While we have come a long way in becoming again a Paschal people, and in re-emphasizing the rites of initiation, we still have a way to go, to live ever more deeply that life into which we are called. Might our proposal, and the implications/opportunities I see stemming from it, help the churches in this ongoing work?



14Leonel L. Mitchell, Praying Shapes Believing: A Theological Commentary on The Book of Common Prayer (Harrisburg, PA: Morehouse, 1985), 100.

15Other churches, of course, use an equivalent of the BCP Baptismal Covenant, e.g., Evangelical Lutheran Worship (Affirmation of Baptism, 235-237); Book of Common Worship (Profession of Faith, 435-438); Book of Worship (Baptismal Covenant, 111-112).

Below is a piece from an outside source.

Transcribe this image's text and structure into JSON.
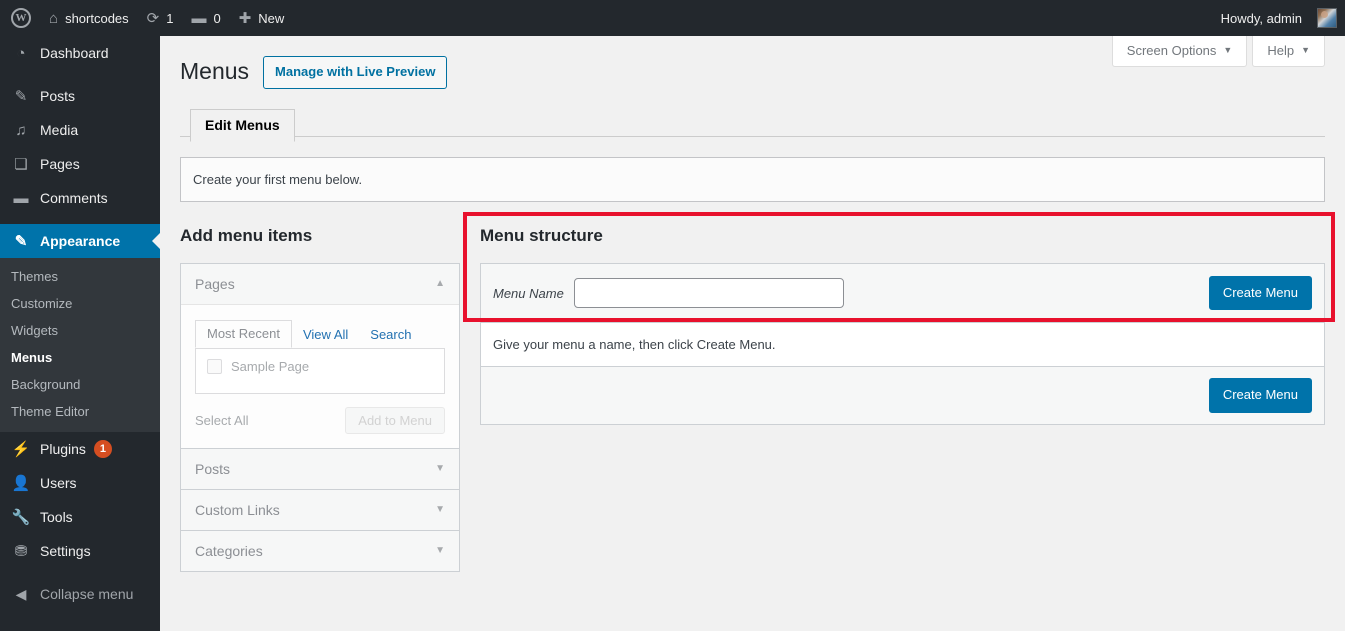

16This obviously needs much more thought and discussion, if it is even deemed desirable or workable at all.

17“Living the Good News,” Morehouse Education Resources, http://www.morehouseeducation.org/living-the-good-news/ (accessed January 4, 2010).

18Office of Evangelism Ministries, The Episcopal Church Center, The Catechumenal Process: Adult Initiation & Formation for Christian Life and Ministry (New York: Church Hymnal Corporation, 1990), 10 and passim.

19“Episcopal Children’s Curriculum and Episcopal Curriculum for Youth,” The Institute for Christian Formation and Leadership, Virginia Theological Seminary, http://www.vts.edu/podium/default.aspx?t=122314(accessed January 4, 2010).

20The baptismal covenant might also be used in conjunction with the lessons provided for the vigils for the Eve of All Saints’ Day/Sunday (BOS, 106-107), the Eve of the Baptism of Our Lord (BOS, 51-52), the Eve of Pentecost (BCP, 227, 896, 906, and 917), and, of course, the Easter Vigil (BCP, 288-291). The BOS also provides “A Vigil on the Eve of Baptism” (BOS, 131-135). The baptismal covenant could furnish the context in which the lections are explored.

21Daniel B. Stevick, Baptismal Moments; Baptismal Meanings (New York: Church Hymnal Corporation, 1987), 138.